Many of us cannot recall the last time we got a letter in the mail, but Santa will this year receive a record eight million of them, the United Nations said Wednesday.
Global postal services expect to sort through that number of wish lists by the time Christmas rolls around, according to a survey by the Universal Postal Union (UPU), which coordinates the world's mail systems.
That is two million more than the haul estimated in a similar survey in 2007.
Postal services in Canada, France, Spain and Ireland "are reporting increases in the number of letters sent to Santa, Pere Noel or the Three Wise Men, from last year", UPU said in a statement, referring to the French and Spanish versions of the famous gift-deliverer.
Last year the French held the record with 1.7 million letters, followed by Canadians, who penned 1.35 million.
Frequently addressed just to "Santa, North Pole", these letters are handled by some 20 postal services worldwide.

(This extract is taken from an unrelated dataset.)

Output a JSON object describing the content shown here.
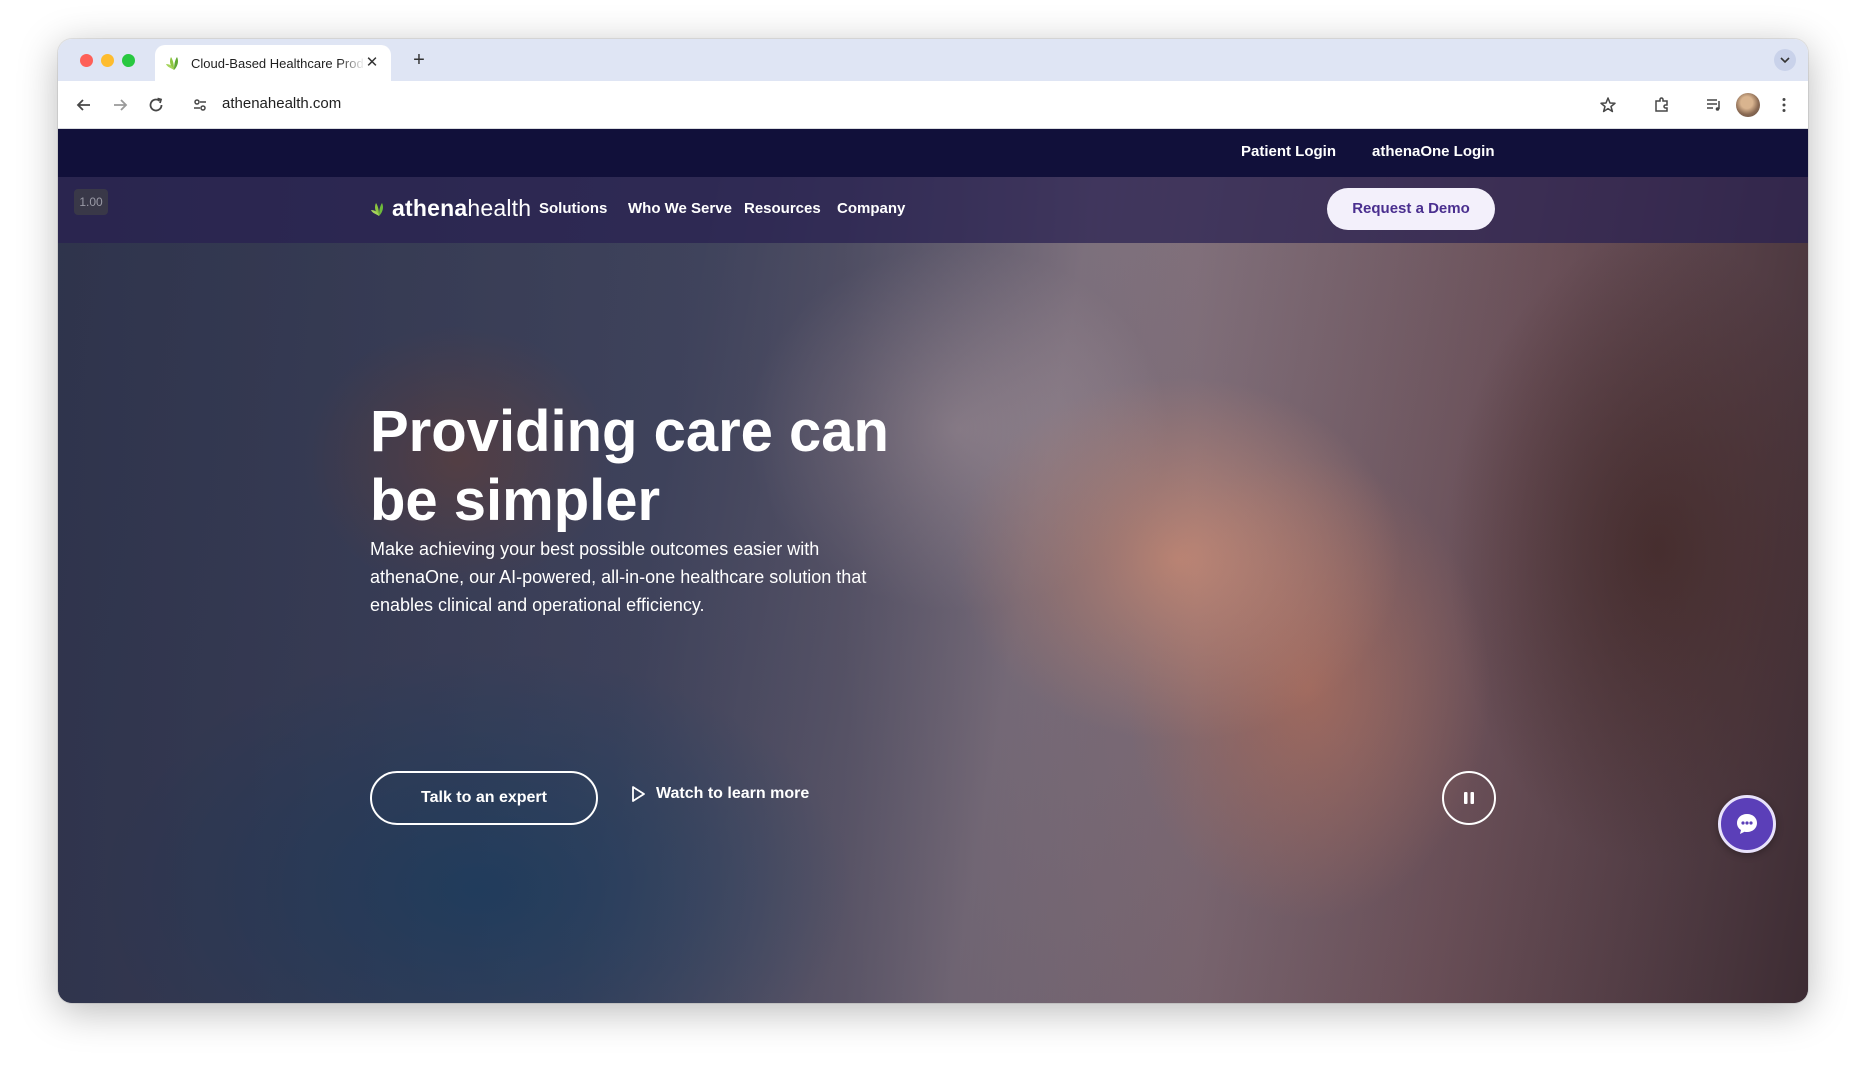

Many have created formal programmes to help answer the missives, UPU said.
The US postal service even encourages people to "adopt" Santa letters, sending gifts under his name back to the authors, according to its website.
As a "universal superstar", Santa maintains addresses in many parts of the world, UPU said.
One of the more popular is Finland's Santa Claus Village, on the Arctic Circle, which last year received more than 500,000 letters from 192 countries, according to the Finnish postal service.
Post offices in locations with names reminiscent of the holiday season, like Christmas Island in Canada, also receive large amounts of mail this time of year, said UPU.